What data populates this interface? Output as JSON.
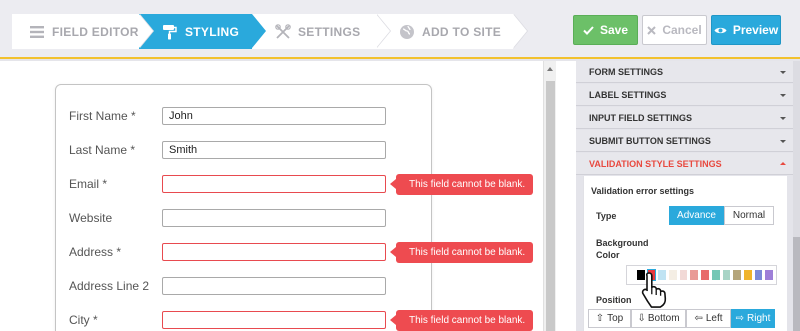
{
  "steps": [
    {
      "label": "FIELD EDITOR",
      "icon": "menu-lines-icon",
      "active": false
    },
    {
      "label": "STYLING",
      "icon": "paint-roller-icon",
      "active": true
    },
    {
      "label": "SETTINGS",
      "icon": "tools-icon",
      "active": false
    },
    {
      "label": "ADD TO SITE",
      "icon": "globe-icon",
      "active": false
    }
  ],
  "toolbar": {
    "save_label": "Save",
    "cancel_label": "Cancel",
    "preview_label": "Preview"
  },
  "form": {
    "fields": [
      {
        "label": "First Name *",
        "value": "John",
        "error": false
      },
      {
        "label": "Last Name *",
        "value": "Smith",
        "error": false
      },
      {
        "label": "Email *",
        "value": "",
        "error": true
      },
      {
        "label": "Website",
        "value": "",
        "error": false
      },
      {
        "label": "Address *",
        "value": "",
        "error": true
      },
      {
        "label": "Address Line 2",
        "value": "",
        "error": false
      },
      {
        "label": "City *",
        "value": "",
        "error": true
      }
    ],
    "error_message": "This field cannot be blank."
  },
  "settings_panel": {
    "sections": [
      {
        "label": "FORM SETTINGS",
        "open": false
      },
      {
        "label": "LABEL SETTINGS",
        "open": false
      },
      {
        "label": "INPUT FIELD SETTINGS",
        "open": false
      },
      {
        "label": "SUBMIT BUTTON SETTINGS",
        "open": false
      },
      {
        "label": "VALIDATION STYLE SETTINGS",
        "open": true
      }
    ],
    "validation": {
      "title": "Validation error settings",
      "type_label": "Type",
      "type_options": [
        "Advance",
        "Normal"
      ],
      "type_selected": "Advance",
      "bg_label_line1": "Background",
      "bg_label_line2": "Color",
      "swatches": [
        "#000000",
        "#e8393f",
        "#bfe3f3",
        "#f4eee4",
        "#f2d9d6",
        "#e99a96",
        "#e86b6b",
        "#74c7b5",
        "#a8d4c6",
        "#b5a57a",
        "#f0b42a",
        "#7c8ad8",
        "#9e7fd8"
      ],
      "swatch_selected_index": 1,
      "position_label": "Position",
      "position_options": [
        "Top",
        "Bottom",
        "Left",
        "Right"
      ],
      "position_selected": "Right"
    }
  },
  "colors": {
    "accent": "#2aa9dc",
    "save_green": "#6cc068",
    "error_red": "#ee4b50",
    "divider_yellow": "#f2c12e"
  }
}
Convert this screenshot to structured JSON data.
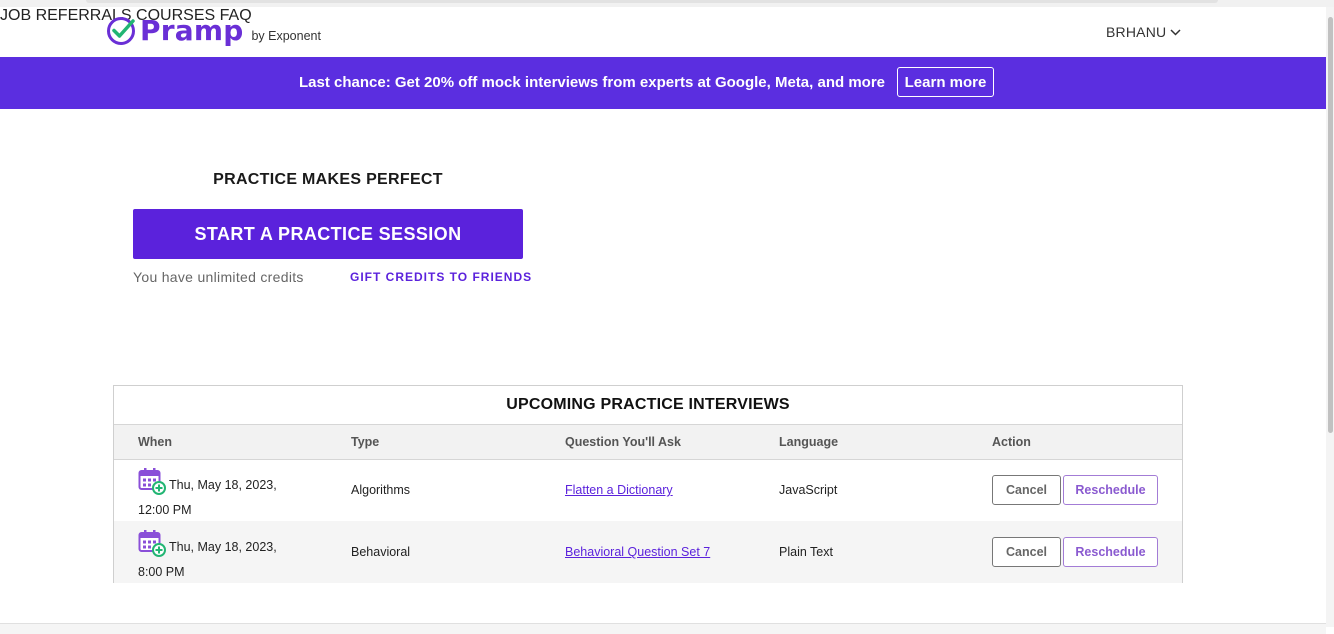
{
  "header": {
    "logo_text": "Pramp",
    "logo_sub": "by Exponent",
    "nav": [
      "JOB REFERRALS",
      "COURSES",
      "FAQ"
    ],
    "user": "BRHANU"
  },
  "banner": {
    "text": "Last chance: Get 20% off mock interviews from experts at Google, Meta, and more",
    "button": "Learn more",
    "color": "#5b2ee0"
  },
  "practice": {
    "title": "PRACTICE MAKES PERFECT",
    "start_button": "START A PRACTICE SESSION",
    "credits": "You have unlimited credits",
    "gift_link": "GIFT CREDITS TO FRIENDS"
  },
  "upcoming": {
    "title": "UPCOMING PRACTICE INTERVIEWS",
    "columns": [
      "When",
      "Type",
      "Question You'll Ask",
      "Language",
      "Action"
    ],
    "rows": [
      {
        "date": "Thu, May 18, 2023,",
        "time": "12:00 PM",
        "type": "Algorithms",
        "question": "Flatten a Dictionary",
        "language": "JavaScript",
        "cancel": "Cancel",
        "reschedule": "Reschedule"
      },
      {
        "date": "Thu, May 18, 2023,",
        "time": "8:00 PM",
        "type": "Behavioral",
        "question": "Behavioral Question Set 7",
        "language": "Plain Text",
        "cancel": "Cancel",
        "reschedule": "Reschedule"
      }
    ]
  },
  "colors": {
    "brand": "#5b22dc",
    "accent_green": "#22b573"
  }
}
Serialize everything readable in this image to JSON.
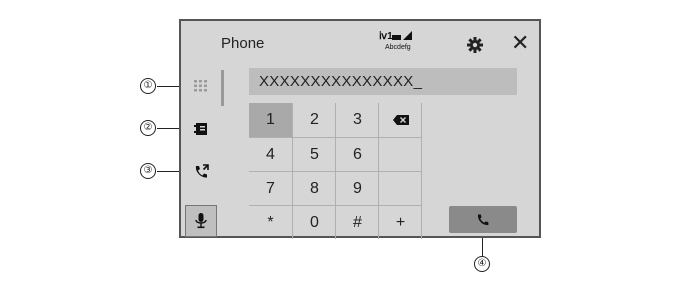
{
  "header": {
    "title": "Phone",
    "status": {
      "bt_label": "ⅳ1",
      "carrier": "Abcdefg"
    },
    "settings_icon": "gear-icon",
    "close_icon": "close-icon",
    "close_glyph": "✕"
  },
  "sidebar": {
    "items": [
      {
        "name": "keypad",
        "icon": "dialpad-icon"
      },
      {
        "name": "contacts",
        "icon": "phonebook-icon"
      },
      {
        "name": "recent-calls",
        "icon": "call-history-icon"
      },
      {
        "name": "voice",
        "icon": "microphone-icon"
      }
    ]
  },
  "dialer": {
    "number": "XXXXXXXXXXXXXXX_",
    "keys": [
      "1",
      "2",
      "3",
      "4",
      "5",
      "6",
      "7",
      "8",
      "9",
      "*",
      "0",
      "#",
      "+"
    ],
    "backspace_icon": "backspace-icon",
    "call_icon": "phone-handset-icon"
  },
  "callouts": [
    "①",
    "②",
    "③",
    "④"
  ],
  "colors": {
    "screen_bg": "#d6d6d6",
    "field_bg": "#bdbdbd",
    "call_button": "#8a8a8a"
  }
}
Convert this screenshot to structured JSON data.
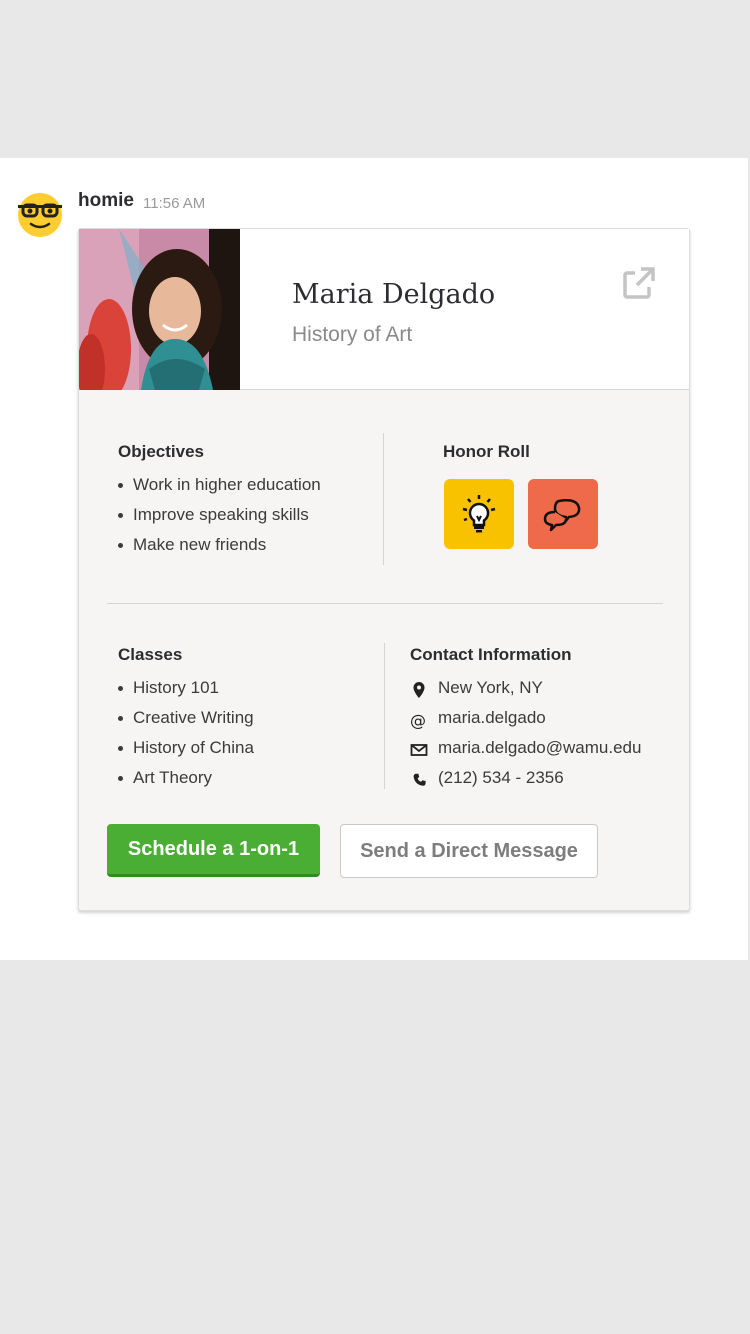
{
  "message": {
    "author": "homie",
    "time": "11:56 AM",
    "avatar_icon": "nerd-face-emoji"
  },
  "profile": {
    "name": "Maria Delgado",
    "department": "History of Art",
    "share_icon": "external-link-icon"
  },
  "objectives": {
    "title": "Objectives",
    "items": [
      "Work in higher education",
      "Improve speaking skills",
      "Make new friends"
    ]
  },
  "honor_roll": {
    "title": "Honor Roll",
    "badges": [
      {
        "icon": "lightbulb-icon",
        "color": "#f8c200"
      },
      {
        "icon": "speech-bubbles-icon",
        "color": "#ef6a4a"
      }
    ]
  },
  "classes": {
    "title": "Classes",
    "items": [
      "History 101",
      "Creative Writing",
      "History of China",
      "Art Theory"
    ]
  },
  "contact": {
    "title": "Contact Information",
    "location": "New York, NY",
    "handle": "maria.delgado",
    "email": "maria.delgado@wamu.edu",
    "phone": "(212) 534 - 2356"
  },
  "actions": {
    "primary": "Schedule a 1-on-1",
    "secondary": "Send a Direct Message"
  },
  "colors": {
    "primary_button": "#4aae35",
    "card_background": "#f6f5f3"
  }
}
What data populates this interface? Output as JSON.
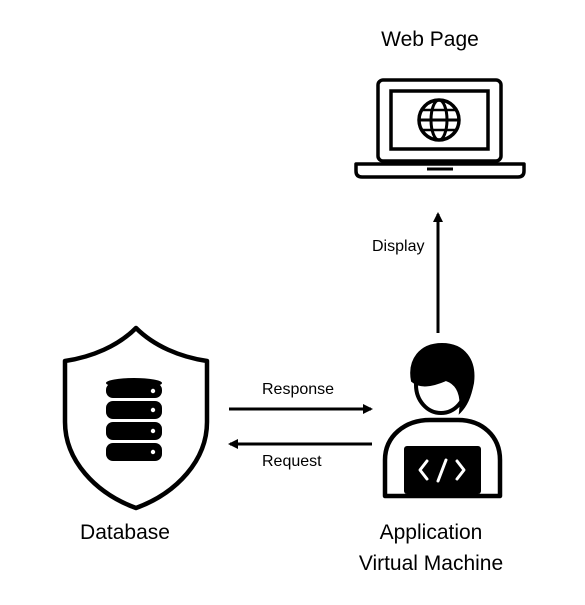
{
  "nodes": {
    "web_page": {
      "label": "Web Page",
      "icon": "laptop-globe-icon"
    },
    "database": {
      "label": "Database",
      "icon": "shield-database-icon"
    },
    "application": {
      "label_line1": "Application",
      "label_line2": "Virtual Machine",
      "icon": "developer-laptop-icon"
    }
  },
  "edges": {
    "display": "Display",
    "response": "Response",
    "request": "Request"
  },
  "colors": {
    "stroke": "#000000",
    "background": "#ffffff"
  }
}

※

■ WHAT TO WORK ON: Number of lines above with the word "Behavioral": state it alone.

■ FINISHED EXERCISE: 2